- The Nubreed series has undoubtedly been one of the most refreshing compilation series around. Often upstaging the Global Underground series, efforts from Anthony Pappa and Danny Howells, have been shining lights in the barrage of compilations to be released in the last 2 years. The latest effort from Lee Burridge is again, nothing short of pure brilliance. This is perhaps the most difficult Nubreed album yet to pigeonhole in terms of musical style, as it encompasses house, breaks and a hint of progressive in its 148 minutes of bliss. The most appealing thing about this mix is that Lee blends all styles perfectly, producing a fresh sounding and diverse double CD gift from the talented Tyrant resident.

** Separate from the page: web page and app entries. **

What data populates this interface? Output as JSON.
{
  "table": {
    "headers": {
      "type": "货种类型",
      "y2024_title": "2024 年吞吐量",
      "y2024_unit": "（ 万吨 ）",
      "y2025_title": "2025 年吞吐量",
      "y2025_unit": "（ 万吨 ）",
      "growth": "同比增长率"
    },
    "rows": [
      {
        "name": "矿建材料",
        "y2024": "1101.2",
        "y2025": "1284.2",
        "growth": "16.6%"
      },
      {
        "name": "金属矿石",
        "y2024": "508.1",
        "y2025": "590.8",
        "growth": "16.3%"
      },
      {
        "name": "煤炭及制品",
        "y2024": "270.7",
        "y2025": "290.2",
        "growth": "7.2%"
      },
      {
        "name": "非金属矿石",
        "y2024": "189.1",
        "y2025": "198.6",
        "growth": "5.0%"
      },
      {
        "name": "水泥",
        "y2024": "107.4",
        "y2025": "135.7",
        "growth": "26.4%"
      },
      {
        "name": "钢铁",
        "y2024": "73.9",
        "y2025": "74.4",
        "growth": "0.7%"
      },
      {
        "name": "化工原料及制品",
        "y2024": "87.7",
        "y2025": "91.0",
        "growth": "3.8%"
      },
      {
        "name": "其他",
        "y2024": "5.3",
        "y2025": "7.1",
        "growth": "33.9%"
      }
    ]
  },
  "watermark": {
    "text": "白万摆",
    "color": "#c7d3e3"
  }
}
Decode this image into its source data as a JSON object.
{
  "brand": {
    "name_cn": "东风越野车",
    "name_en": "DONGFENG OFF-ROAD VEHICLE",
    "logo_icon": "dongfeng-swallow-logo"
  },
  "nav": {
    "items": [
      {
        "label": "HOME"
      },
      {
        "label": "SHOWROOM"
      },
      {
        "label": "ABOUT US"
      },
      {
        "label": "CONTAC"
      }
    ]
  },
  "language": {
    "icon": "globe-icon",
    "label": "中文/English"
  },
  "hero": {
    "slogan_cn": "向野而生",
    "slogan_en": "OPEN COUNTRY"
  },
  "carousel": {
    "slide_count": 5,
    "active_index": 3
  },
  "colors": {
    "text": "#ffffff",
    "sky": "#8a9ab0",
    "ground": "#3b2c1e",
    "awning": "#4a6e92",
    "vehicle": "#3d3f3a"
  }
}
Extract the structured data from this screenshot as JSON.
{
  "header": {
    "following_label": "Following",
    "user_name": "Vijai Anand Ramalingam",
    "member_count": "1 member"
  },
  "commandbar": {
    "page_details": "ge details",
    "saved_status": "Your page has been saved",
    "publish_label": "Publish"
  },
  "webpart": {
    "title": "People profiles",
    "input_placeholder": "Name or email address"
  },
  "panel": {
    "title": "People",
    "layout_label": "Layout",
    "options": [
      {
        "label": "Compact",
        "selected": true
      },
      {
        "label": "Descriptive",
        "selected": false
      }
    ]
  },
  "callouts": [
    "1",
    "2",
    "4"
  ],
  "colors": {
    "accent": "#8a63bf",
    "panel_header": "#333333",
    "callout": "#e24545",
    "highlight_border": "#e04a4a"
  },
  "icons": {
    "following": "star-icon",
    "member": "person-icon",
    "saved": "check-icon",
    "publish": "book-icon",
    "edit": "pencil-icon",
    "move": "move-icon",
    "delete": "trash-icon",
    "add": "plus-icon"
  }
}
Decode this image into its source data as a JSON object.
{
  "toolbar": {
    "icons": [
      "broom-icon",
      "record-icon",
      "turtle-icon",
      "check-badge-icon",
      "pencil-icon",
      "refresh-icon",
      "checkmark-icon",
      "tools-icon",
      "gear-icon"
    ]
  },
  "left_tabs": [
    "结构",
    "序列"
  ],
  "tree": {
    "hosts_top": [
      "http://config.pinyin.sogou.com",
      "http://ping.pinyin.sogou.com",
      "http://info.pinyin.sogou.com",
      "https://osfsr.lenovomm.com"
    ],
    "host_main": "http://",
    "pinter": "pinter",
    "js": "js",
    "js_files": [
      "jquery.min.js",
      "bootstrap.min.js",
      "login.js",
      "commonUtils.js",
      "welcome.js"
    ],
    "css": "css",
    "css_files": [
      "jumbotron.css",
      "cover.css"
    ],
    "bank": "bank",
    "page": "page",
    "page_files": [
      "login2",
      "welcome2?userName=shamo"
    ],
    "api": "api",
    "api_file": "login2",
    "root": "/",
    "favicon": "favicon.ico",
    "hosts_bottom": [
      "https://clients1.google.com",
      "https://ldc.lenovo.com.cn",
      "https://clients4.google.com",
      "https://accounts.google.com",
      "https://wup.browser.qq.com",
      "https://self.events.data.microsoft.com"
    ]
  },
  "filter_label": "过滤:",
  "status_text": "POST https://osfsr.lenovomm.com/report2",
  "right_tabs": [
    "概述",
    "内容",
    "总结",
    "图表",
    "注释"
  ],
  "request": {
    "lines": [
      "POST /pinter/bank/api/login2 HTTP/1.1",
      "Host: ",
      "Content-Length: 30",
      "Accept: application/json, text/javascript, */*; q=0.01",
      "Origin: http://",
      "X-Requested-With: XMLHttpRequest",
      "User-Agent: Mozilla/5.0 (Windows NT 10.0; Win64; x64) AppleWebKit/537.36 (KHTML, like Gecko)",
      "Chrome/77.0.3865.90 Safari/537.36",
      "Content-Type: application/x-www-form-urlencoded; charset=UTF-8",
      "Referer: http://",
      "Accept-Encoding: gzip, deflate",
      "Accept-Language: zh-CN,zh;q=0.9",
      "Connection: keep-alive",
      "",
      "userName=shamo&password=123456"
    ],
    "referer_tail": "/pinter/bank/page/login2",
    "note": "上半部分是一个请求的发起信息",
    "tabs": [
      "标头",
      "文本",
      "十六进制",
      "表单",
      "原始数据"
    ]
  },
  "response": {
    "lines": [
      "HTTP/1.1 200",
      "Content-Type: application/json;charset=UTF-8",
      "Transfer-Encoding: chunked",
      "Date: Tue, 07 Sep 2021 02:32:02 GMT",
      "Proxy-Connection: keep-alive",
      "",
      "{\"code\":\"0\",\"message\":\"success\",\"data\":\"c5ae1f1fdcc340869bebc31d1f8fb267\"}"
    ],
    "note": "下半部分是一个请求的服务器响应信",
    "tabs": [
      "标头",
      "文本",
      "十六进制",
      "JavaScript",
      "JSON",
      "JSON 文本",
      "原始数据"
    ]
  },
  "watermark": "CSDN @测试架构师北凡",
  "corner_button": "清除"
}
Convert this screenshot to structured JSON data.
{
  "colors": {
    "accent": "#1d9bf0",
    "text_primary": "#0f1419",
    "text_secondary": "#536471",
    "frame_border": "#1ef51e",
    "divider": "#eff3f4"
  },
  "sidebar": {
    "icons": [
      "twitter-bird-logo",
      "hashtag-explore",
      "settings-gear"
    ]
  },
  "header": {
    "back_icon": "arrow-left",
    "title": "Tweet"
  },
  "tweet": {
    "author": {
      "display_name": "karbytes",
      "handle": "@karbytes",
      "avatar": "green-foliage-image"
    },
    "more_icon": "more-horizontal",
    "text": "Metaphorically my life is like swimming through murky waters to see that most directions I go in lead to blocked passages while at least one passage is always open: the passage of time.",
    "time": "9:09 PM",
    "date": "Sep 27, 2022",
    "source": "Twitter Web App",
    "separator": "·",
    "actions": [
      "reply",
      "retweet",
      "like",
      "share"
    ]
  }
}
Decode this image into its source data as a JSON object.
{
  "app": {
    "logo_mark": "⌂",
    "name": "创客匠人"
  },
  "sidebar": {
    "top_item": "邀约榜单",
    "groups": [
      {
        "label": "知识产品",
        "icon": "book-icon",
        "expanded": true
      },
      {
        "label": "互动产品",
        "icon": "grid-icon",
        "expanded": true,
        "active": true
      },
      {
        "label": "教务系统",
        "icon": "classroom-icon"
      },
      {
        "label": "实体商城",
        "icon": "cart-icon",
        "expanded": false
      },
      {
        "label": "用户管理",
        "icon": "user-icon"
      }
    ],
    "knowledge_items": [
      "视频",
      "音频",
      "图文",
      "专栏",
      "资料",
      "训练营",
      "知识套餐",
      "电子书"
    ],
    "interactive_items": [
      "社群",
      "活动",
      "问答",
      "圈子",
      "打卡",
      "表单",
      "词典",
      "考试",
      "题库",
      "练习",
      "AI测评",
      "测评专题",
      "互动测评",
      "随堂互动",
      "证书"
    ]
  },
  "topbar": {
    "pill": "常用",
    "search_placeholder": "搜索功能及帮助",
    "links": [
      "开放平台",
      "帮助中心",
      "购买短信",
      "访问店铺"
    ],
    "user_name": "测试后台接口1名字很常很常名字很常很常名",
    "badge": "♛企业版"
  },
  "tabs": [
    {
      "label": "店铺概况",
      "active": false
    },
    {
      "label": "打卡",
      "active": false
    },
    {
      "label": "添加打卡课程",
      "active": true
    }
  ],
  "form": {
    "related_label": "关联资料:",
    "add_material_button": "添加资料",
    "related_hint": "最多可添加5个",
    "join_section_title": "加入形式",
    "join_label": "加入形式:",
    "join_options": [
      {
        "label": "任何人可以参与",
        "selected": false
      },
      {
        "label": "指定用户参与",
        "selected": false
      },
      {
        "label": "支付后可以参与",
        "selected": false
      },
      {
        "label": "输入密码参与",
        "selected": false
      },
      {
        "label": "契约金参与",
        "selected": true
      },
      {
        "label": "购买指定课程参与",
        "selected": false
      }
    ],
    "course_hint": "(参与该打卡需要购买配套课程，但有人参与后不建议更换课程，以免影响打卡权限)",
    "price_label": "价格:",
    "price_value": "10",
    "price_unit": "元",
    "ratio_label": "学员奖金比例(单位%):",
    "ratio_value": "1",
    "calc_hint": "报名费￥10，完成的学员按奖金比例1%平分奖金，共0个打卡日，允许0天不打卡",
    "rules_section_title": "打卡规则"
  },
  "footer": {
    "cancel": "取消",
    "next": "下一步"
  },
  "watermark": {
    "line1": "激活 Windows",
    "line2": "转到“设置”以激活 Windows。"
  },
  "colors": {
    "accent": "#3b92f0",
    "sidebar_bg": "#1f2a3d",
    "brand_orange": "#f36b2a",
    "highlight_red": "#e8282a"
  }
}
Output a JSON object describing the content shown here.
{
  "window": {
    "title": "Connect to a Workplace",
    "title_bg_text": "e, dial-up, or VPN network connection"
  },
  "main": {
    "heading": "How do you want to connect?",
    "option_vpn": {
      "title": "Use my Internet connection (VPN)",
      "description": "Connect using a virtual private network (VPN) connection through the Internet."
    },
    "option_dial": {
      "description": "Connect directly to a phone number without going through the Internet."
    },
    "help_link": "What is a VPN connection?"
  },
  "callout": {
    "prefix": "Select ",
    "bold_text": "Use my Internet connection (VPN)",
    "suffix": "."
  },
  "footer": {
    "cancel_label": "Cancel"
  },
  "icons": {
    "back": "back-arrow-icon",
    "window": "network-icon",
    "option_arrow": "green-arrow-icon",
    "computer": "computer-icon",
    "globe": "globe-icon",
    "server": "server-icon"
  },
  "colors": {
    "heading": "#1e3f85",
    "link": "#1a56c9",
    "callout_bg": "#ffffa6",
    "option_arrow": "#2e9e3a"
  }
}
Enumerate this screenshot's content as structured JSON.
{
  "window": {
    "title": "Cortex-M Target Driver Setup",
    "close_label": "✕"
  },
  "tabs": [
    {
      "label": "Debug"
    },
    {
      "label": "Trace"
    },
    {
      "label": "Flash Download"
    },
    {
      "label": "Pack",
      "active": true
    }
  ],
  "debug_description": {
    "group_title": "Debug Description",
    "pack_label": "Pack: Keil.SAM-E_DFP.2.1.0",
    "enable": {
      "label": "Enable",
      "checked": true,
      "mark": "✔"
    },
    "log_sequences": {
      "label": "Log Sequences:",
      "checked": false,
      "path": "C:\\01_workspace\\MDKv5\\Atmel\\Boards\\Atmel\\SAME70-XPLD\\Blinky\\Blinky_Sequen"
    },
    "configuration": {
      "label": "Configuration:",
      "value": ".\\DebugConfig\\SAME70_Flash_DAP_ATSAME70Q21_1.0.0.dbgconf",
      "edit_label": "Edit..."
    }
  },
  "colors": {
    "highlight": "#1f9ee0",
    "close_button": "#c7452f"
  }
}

CD1 begins with the aptly titled “Mushrooms” by Marshall Jefferson, a smooth and welcoming intro. The CD then flows nicely with lovely use of percussion in Dano’s Dub of “The Slippery Track” by Mood II Swing and then digs deep with “Ceramic”. Photek’s “Glamourama” then greets us with a nicely crafted baseline which comes before “Check it Out” by Blim, which notifies that you have now entered breaks territory. The CD gets tougher with the Meat Katie Mix of Altitude’s “Nightstalker” and the brilliant “Do It” by Mash Up. Tribulation’s “Why Did You Do That?” reassures you that you are listening to something a little special, which is confirmed with Ty Tek’s ground shaking “G Funk”. The CD then ends wonderfully with a touch of Acid House with Strykes Acid Dub mix of “When I Fall In Love” by A:xus.
CD2 again begins nicely with “Orange Eyes” and continues to build with “Stickman” by Leroj. We enter a darker shade of house with “Nightstalker” by Mo Shic and Zeidan, two producers from Israel who continue to impress. The Montage Men Dub of “The Signs Alive” by Lypid continues the groove until we meet a highlight of the mix, Aaron Carl’s vicious vocal journey - “Crucified”. A nice groovy baseline crosses our path with “Patricia Never Leaves the House” and “Grab the Rope” by Animated continues the baseline mayhem. And just when you thought the mayhem would end, Rocket’s “Revolution” comes in with what must be one of the baselines of the year – pure madness! Boyd Jarvis’ “Atmos-Fear” is quite simply a stunning piece of work with a pleasant catchy melody. We now go back to breaks with the Yellow Snow mix Rennie Pilgrem & Blim’s “Eskimo”, a trademark Lee Burridge monster. The Golden Dawn Mix of “Presence” is an emotional progressive record and it leaves Plantastic’s “Artifacts” to conclude the Lee Burridge Journey, which it does so successfully as it’s an incredible closing record.
There is no doubting that this is one of the top CD mixes of the year, next to John Digweed’s Los Angeles and Danny Howells’ Nocturnal Frequencies 3. It is testament to why Lee Burridge Is rated as one of the most talented DJ’s in the world.